PubMed Health. A service of the National Library of Medicine, National Institutes of Health.

Database of Abstracts of Reviews of Effects (DARE): Quality-assessed Reviews [Internet]. York (UK): Centre for Reviews and Dissemination (UK); 1995-.

Database of Abstracts of Reviews of Effects (DARE): Quality-assessed Reviews [Internet].

Does psychosocial intervention improve survival in cancer: a meta-analysis

Review published: 2004.

Bibliographic details: Chow E, Tsao M N, Harth T.  Does psychosocial intervention improve survival in cancer: a meta-analysis. Palliative Medicine 2004; 18(1): 25-31. [PubMed: 14982204]

Abstract

BACKGROUND: There is growing evidence that positive psychosocial intervention improves the wellbeing of cancer patients. Two meta-analyses conducted to date confirmed a significant small-to-moderate effect on quality of life. Previous randomized trials reported that psychosocial intervention also improved survival. However, more recent trials failed to detect a difference in survival. A systematic review of randomized trials that have examined the effectiveness of psychosocial intervention in cancer patients in terms of survival prolongation was conducted.
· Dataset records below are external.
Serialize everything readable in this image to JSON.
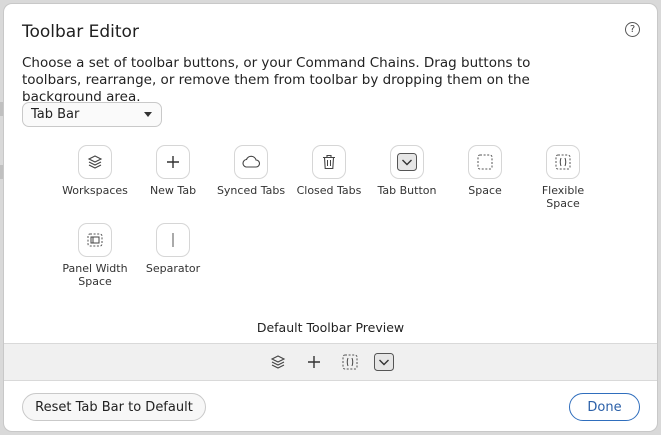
{
  "dialog": {
    "title": "Toolbar Editor",
    "help_icon": "question-circle-icon",
    "description": "Choose a set of toolbar buttons, or your Command Chains. Drag buttons to toolbars, rearrange, or remove them from toolbar by dropping them on the background area."
  },
  "dropdown": {
    "selected": "Tab Bar"
  },
  "tools": [
    {
      "label": "Workspaces",
      "icon": "layers-icon"
    },
    {
      "label": "New Tab",
      "icon": "plus-icon"
    },
    {
      "label": "Synced Tabs",
      "icon": "cloud-icon"
    },
    {
      "label": "Closed Tabs",
      "icon": "trash-icon"
    },
    {
      "label": "Tab Button",
      "icon": "chevron-down-icon"
    },
    {
      "label": "Space",
      "icon": "dashed-square-icon"
    },
    {
      "label": "Flexible\nSpace",
      "icon": "flexible-space-icon"
    },
    {
      "label": "Panel Width\nSpace",
      "icon": "panel-width-space-icon"
    },
    {
      "label": "Separator",
      "icon": "separator-icon"
    }
  ],
  "preview": {
    "label": "Default Toolbar Preview",
    "items": [
      "layers-icon",
      "plus-icon",
      "flexible-space-icon",
      "chevron-down-icon"
    ]
  },
  "footer": {
    "reset_label": "Reset Tab Bar to Default",
    "done_label": "Done"
  }
}
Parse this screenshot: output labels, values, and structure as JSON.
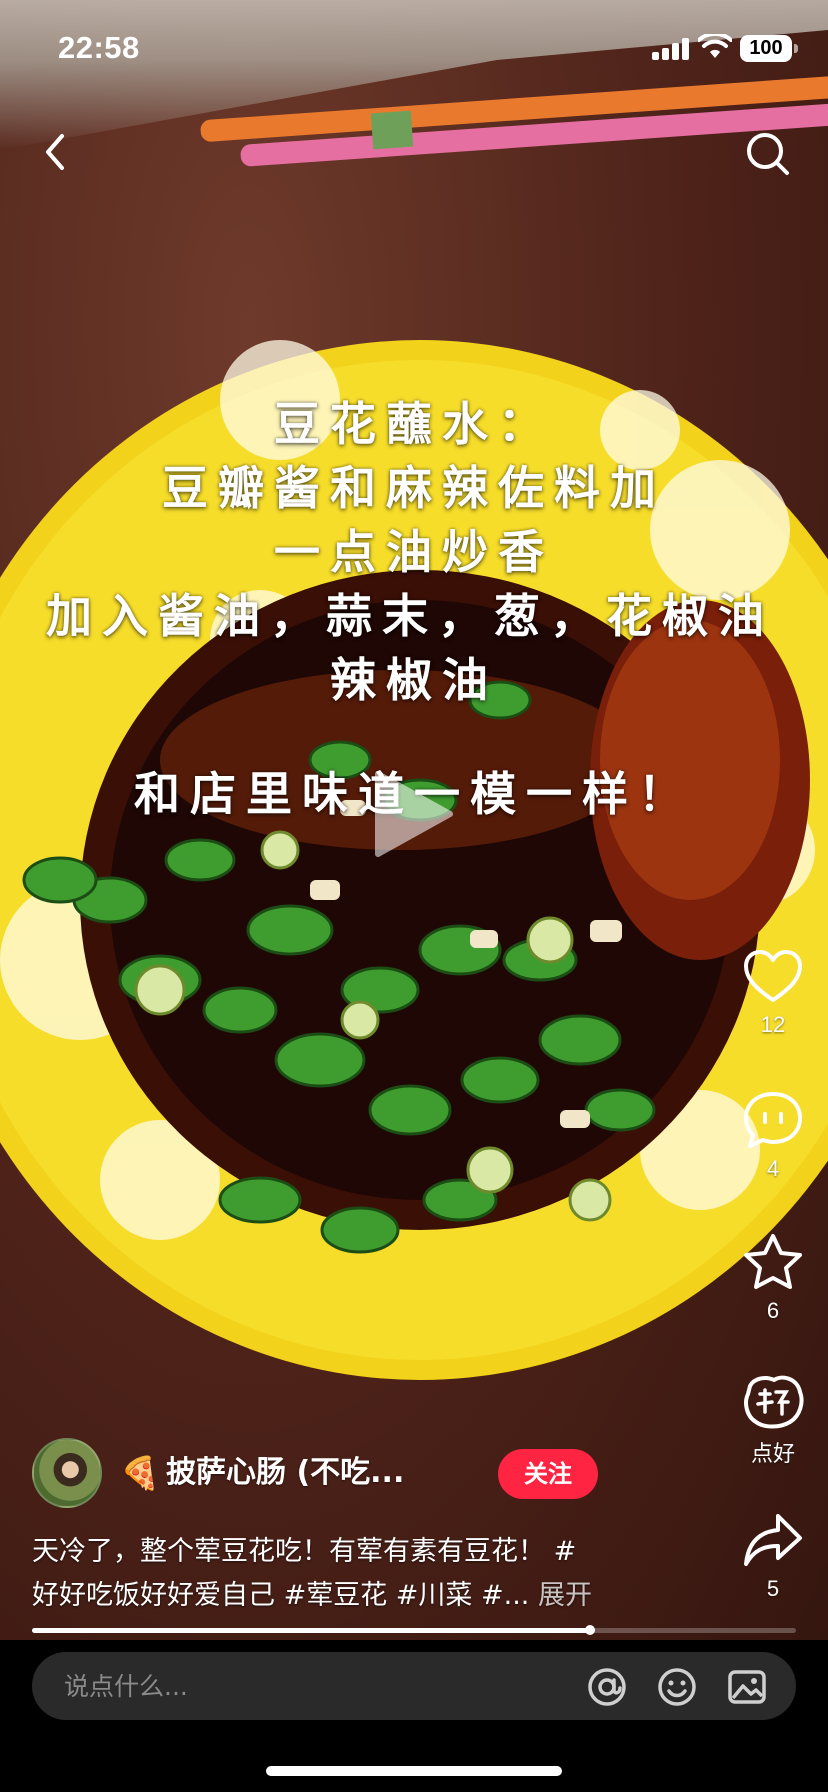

METHODS: Randomized trials published between 1966 and June 2002 were identified through the databases of MEDLINE, EMBASE, CancerLit, CINAHL, Cochrane Library and reference lists of relevant articles. Relevant data were abstracted. The results of randomized trials were pooled using meta-analyses to estimate the effect of treatment on overall survival at one and four years in all cancer patients and also in breast cancer patients with metastases.

RESULTS: Eight trials, which involved a total of 1062 patients (all cancer histologies), were identified. One- and four-year overall survival rates were obtained from eight trials and six trials, respectively. There was no statistically significant difference in the overall survival rates at one and four years [P = 0.6; RR 0.94 (95% CI 0.72, 1.22)] and [P = 0.5; RR 0.93 (95% CI 0.77, 1.13)], respectively. Four trials examined 511 metastatic breast cancer patients. Again, there was no statistically significant difference in the overall survival rates at one and four years [P = 0.3; RR 0.87 (95% CI 0.67, 1.14)] and [P = 0.3; RR 0.91 (95% CI 0.76, 1.10)], respectively.

CONCLUSIONS: Psychosocial intervention does not prolong survival in cancer. This meta-analysis can not rule out small effect sizes because of the small number of trials and small trial sizes.

CRD has determined that this article meets the DARE scientific quality criteria for a systematic review.

Copyright © 2014 University of York.

PMID: 14982204

Download

PubMed Health Blog...

read all...

Recent Activity

Your browsing activity is empty.

Activity recording is turned off.

Turn recording back on

See more...